*WHAT TO PRODUCE:* Where a line in the records holds "mnemonic", count it once; return only the final number.

───── INPUT DATA

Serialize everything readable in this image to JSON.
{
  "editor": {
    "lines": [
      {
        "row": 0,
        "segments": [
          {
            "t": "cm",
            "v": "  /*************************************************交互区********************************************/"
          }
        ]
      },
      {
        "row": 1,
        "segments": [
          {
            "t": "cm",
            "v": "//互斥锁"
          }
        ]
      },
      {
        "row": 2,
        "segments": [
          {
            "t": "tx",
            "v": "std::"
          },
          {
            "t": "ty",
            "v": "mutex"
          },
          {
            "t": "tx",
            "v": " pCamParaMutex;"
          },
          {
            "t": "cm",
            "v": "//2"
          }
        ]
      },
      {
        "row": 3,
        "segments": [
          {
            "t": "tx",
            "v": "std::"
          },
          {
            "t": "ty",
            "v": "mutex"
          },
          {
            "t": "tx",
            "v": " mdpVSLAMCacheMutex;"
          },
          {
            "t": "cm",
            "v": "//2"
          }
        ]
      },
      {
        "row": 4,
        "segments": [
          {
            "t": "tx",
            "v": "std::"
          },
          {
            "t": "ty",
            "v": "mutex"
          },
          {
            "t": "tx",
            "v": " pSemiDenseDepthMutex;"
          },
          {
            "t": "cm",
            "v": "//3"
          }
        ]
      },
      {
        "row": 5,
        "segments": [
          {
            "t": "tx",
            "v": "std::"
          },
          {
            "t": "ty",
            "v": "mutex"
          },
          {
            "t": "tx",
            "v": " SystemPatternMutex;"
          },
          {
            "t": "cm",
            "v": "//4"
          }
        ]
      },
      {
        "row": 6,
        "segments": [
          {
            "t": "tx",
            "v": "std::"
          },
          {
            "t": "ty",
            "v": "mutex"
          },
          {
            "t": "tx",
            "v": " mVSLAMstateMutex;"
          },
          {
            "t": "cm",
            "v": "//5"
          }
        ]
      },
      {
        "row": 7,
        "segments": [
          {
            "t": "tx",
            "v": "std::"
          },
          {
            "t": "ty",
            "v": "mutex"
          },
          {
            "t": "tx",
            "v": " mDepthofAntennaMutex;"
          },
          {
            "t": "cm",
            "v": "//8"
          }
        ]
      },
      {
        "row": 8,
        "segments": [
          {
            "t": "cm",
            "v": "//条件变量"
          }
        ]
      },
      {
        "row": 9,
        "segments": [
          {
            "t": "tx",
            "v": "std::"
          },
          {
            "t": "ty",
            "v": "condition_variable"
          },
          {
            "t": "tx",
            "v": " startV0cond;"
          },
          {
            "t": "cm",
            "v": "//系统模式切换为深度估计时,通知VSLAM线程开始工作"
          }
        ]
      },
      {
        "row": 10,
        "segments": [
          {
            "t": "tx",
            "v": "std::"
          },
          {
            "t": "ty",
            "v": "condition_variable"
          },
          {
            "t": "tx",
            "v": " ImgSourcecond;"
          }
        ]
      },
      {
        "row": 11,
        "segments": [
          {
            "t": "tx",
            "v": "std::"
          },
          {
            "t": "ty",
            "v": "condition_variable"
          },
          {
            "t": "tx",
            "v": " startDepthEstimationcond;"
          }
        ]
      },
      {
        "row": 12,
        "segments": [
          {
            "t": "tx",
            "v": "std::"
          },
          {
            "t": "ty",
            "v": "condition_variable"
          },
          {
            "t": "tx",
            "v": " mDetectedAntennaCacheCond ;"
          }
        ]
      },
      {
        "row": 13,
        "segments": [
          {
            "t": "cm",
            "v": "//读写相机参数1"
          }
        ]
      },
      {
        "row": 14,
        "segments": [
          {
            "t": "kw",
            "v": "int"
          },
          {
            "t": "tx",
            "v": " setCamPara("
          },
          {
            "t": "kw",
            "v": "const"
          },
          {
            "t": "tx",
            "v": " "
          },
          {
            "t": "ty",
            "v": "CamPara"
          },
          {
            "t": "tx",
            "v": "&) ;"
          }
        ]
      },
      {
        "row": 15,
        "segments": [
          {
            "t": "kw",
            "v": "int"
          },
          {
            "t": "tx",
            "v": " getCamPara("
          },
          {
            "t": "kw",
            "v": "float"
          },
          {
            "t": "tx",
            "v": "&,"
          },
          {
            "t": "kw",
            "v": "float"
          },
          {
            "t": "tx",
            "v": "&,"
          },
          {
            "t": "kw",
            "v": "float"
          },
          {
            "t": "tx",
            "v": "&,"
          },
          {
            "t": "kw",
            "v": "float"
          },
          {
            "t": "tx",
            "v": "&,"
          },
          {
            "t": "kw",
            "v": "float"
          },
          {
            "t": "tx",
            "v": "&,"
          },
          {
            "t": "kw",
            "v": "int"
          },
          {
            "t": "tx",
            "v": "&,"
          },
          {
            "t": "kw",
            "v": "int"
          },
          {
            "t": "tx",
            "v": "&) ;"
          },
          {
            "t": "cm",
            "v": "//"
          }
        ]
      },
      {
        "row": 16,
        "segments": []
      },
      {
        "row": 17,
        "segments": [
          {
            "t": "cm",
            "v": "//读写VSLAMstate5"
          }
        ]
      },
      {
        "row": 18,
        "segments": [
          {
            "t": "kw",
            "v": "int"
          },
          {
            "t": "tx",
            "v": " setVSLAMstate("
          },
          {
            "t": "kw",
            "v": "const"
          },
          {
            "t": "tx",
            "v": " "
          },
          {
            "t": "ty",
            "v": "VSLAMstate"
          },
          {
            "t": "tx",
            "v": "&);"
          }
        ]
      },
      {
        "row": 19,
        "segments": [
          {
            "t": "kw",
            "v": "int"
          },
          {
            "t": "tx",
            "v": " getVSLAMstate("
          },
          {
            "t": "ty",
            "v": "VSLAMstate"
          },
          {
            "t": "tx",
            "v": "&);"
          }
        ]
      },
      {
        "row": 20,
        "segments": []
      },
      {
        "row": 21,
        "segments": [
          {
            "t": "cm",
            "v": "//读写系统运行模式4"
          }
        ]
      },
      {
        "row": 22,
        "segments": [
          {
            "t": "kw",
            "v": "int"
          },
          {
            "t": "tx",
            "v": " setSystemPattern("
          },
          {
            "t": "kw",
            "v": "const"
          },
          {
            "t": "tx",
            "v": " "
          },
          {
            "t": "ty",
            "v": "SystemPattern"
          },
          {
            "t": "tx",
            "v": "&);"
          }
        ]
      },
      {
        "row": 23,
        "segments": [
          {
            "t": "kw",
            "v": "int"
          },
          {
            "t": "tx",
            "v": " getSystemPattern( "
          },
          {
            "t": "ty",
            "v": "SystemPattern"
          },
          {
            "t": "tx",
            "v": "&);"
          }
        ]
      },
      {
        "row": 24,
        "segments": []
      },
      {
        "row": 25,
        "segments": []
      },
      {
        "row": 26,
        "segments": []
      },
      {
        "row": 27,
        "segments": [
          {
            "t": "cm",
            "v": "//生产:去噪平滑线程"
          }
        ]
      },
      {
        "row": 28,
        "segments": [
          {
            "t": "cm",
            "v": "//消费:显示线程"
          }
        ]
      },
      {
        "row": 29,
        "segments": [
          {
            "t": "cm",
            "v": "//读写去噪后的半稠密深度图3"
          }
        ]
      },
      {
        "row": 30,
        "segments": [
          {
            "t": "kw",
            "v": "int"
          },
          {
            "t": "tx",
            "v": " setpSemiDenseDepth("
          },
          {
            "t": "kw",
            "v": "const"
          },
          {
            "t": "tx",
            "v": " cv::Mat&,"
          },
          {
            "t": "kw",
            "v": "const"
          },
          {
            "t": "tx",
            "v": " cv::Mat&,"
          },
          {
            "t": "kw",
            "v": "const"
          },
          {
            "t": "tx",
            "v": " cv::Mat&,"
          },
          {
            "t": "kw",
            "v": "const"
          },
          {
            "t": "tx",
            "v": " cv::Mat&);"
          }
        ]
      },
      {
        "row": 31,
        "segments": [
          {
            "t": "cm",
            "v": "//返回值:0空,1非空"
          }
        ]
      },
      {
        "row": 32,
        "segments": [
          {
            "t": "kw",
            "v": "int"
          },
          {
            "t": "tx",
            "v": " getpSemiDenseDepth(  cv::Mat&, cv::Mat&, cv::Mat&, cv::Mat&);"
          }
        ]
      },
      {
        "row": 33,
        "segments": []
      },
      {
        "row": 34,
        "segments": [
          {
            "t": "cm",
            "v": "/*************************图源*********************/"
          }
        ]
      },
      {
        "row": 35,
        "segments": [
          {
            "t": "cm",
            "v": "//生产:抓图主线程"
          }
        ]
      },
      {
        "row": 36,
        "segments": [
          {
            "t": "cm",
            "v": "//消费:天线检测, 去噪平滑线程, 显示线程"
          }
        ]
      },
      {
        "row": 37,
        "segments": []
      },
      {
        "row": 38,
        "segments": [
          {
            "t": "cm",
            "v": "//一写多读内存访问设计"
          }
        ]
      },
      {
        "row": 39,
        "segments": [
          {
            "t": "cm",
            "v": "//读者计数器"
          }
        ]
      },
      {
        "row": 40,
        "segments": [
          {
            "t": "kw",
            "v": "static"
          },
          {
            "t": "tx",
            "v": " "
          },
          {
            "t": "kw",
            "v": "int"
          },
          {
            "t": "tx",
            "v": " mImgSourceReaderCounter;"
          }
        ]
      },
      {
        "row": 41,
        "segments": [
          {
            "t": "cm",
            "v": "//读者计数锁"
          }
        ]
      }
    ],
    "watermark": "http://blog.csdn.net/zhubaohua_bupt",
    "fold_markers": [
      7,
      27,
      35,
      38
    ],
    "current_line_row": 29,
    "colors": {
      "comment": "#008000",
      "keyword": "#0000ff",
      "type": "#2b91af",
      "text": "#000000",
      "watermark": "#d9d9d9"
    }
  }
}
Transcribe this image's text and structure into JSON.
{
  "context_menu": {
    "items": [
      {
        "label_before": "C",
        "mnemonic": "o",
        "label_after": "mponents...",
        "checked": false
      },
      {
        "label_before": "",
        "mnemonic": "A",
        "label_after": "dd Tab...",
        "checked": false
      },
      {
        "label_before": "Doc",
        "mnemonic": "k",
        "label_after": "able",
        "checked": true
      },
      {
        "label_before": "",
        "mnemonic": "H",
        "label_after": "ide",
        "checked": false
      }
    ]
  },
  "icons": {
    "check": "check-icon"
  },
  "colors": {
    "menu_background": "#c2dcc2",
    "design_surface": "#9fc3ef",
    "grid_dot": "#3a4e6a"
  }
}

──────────

*EXERCISE RESPONSE:* 4